Whenever the string "Hardware" turns up in a line of the data below, copy that line.

** Opening Input data block **

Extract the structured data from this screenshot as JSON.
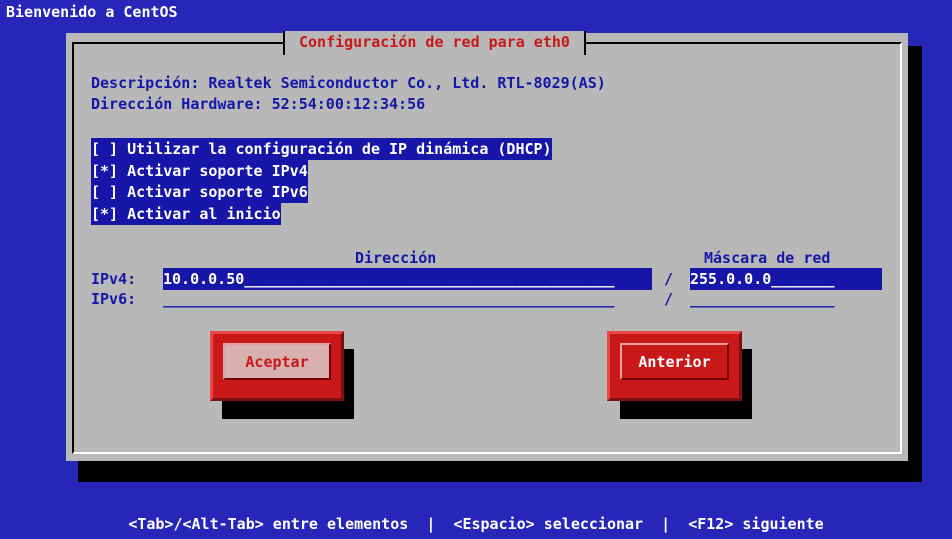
{
  "top_bar": {
    "title": "Bienvenido a CentOS"
  },
  "dialog": {
    "title": "Configuración de red para eth0",
    "description_line": "Descripción: Realtek Semiconductor Co., Ltd. RTL-8029(AS)",
    "hardware_line": "Dirección Hardware: 52:54:00:12:34:56",
    "options": [
      {
        "text": "[ ] Utilizar la configuración de IP dinámica (DHCP)",
        "checked": false,
        "focused": true
      },
      {
        "text": "[*] Activar soporte IPv4",
        "checked": true
      },
      {
        "text": "[ ] Activar soporte IPv6",
        "checked": false
      },
      {
        "text": "[*] Activar al inicio",
        "checked": true
      }
    ],
    "headers": {
      "address": "Dirección",
      "netmask": "Máscara de red"
    },
    "ipv4": {
      "label": "IPv4:",
      "address": "10.0.0.50_________________________________________",
      "separator": "/",
      "netmask": "255.0.0.0_______"
    },
    "ipv6": {
      "label": "IPv6:",
      "address": "__________________________________________________",
      "separator": "/",
      "netmask": "________________"
    },
    "buttons": {
      "ok": "Aceptar",
      "back": "Anterior"
    }
  },
  "help_bar": "<Tab>/<Alt-Tab> entre elementos  |  <Espacio> seleccionar  |  <F12> siguiente",
  "colors": {
    "background": "#2626b8",
    "dialog": "#b8b8b8",
    "text_blue": "#1616a8",
    "accent_red": "#c81818"
  }
}
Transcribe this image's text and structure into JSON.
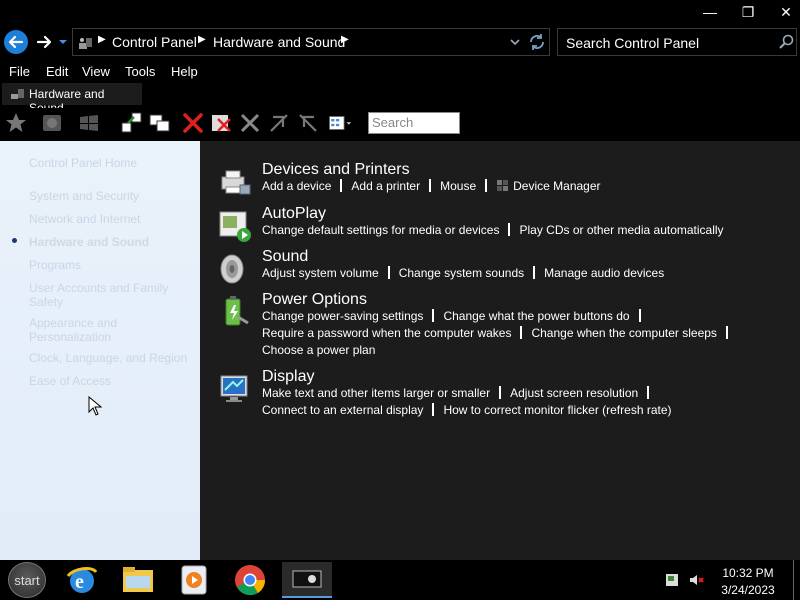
{
  "window": {
    "minimize_glyph": "—",
    "maximize_glyph": "❐",
    "close_glyph": "✕"
  },
  "address": {
    "breadcrumbs": [
      "Control Panel",
      "Hardware and Sound"
    ],
    "search_placeholder": "Search Control Panel"
  },
  "menu": {
    "items": [
      "File",
      "Edit",
      "View",
      "Tools",
      "Help"
    ]
  },
  "tab": {
    "label": "Hardware and Sound"
  },
  "toolbar": {
    "search_placeholder": "Search"
  },
  "sidebar": {
    "items": [
      "Control Panel Home",
      "System and Security",
      "Network and Internet",
      "Hardware and Sound",
      "Programs",
      "User Accounts and Family Safety",
      "Appearance and Personalization",
      "Clock, Language, and Region",
      "Ease of Access"
    ],
    "active": "Hardware and Sound"
  },
  "categories": [
    {
      "title": "Devices and Printers",
      "icon": "printer-icon",
      "lines": [
        [
          "Add a device",
          "Add a printer",
          "Mouse",
          "Device Manager"
        ]
      ]
    },
    {
      "title": "AutoPlay",
      "icon": "autoplay-icon",
      "lines": [
        [
          "Change default settings for media or devices",
          "Play CDs or other media automatically"
        ]
      ]
    },
    {
      "title": "Sound",
      "icon": "speaker-icon",
      "lines": [
        [
          "Adjust system volume",
          "Change system sounds",
          "Manage audio devices"
        ]
      ]
    },
    {
      "title": "Power Options",
      "icon": "battery-icon",
      "lines": [
        [
          "Change power-saving settings",
          "Change what the power buttons do"
        ],
        [
          "Require a password when the computer wakes",
          "Change when the computer sleeps"
        ],
        [
          "Choose a power plan"
        ]
      ]
    },
    {
      "title": "Display",
      "icon": "monitor-icon",
      "lines": [
        [
          "Make text and other items larger or smaller",
          "Adjust screen resolution"
        ],
        [
          "Connect to an external display",
          "How to correct monitor flicker (refresh rate)"
        ]
      ]
    }
  ],
  "taskbar": {
    "start_label": "start",
    "time": "10:32 PM",
    "date": "3/24/2023"
  },
  "colors": {
    "accent": "#1e7fd8",
    "sidebar_bg": "#e6eff9",
    "main_bg": "#1c1c1c"
  }
}
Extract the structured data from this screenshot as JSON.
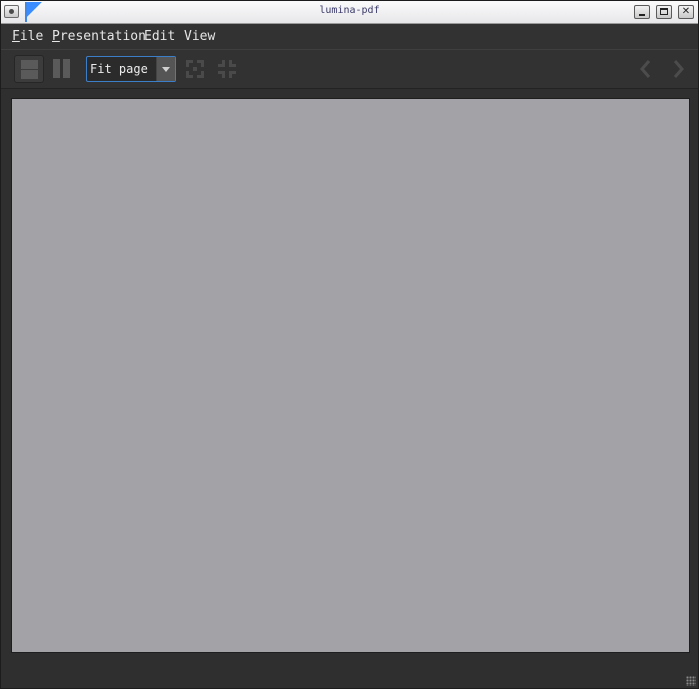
{
  "window": {
    "title": "lumina-pdf"
  },
  "menubar": {
    "items": [
      {
        "mnemonic": "F",
        "rest": "ile"
      },
      {
        "mnemonic": "P",
        "rest": "resentation"
      },
      {
        "mnemonic": "",
        "rest": "Edit"
      },
      {
        "mnemonic": "",
        "rest": "View"
      }
    ]
  },
  "toolbar": {
    "zoom_value": "Fit page",
    "icons": {
      "single_page": "single-page-view-icon",
      "dual_page": "dual-page-view-icon",
      "expand": "expand-icon",
      "shrink": "shrink-icon",
      "prev": "chevron-left-icon",
      "next": "chevron-right-icon"
    }
  },
  "colors": {
    "window_bg": "#2f2f2f",
    "page_bg": "#a3a2a7",
    "combo_border": "#3d7ec9",
    "menu_text": "#e6e6e6"
  }
}
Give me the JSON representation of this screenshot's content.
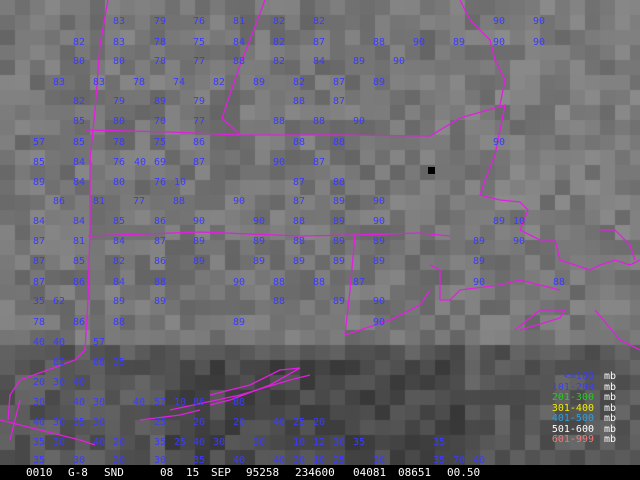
{
  "colors": {
    "border": "#e020e0",
    "bucket_lte100": "#3b3bff",
    "bucket_101_200": "#3b3bff",
    "bucket_201_300": "#22cc22",
    "bucket_301_400": "#f0f000",
    "bucket_401_500": "#2aa0e0",
    "bucket_501_600": "#ffffff",
    "bucket_601_999": "#ee7a7a"
  },
  "legend": [
    {
      "range": "<=100",
      "unit": "mb",
      "color_key": "bucket_lte100"
    },
    {
      "range": "101-200",
      "unit": "mb",
      "color_key": "bucket_101_200"
    },
    {
      "range": "201-300",
      "unit": "mb",
      "color_key": "bucket_201_300"
    },
    {
      "range": "301-400",
      "unit": "mb",
      "color_key": "bucket_301_400"
    },
    {
      "range": "401-500",
      "unit": "mb",
      "color_key": "bucket_401_500"
    },
    {
      "range": "501-600",
      "unit": "mb",
      "color_key": "bucket_501_600"
    },
    {
      "range": "601-999",
      "unit": "mb",
      "color_key": "bucket_601_999"
    }
  ],
  "status_bar": {
    "frame": "0010",
    "satellite": "G-8",
    "product": "SND",
    "field1": "08",
    "day": "15",
    "month": "SEP",
    "julian": "95258",
    "time": "234600",
    "field2": "04081",
    "field3": "08651",
    "field4": "00.50"
  },
  "rows": [
    [
      "83",
      "79",
      "76",
      "81",
      "82",
      "82",
      "90",
      "90"
    ],
    [
      "82",
      "83",
      "78",
      "75",
      "84",
      "82",
      "87",
      "88",
      "90",
      "89",
      "90",
      "90"
    ],
    [
      "80",
      "80",
      "78",
      "77",
      "88",
      "82",
      "84",
      "89",
      "90"
    ],
    [
      "83",
      "83",
      "78",
      "74",
      "82",
      "89",
      "82",
      "87",
      "89"
    ],
    [
      "82",
      "79",
      "89",
      "79",
      "88",
      "87"
    ],
    [
      "85",
      "80",
      "70",
      "77",
      "88",
      "88",
      "90"
    ],
    [
      "57",
      "85",
      "78",
      "75",
      "86",
      "88",
      "88",
      "90"
    ],
    [
      "85",
      "84",
      "76",
      "40",
      "69",
      "87",
      "90",
      "87"
    ],
    [
      "89",
      "84",
      "80",
      "76",
      "10",
      "87",
      "88"
    ],
    [
      "86",
      "81",
      "77",
      "88",
      "90",
      "87",
      "89",
      "90"
    ],
    [
      "84",
      "84",
      "85",
      "86",
      "90",
      "90",
      "88",
      "89",
      "90",
      "89",
      "10"
    ],
    [
      "87",
      "81",
      "84",
      "87",
      "89",
      "89",
      "88",
      "89",
      "89",
      "89",
      "90"
    ],
    [
      "87",
      "85",
      "82",
      "86",
      "89",
      "89",
      "89",
      "89",
      "89",
      "89"
    ],
    [
      "87",
      "86",
      "84",
      "88",
      "90",
      "88",
      "88",
      "87",
      "90",
      "88"
    ],
    [
      "35",
      "62",
      "89",
      "89",
      "88",
      "89",
      "90"
    ],
    [
      "78",
      "86",
      "88",
      "89",
      "90"
    ],
    [
      "40",
      "40",
      "57"
    ],
    [
      "83",
      "88",
      "35"
    ],
    [
      "20",
      "30",
      "40"
    ],
    [
      "30",
      "40",
      "30",
      "40",
      "57",
      "10",
      "86",
      "88"
    ],
    [
      "40",
      "30",
      "35",
      "30",
      "25",
      "20",
      "20",
      "40",
      "25",
      "20"
    ],
    [
      "35",
      "30",
      "40",
      "20",
      "35",
      "25",
      "40",
      "30",
      "30",
      "10",
      "12",
      "30",
      "35",
      "35"
    ],
    [
      "35",
      "30",
      "30",
      "30",
      "35",
      "40",
      "40",
      "30",
      "10",
      "25",
      "30",
      "35",
      "70",
      "40"
    ]
  ]
}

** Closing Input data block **

# Response to this task:
    "hardware_line": "Dirección Hardware: 52:54:00:12:34:56",
      "Hardware and Sound"
    "label": "Hardware and Sound"
      "Hardware and Sound",
    "active": "Hardware and Sound"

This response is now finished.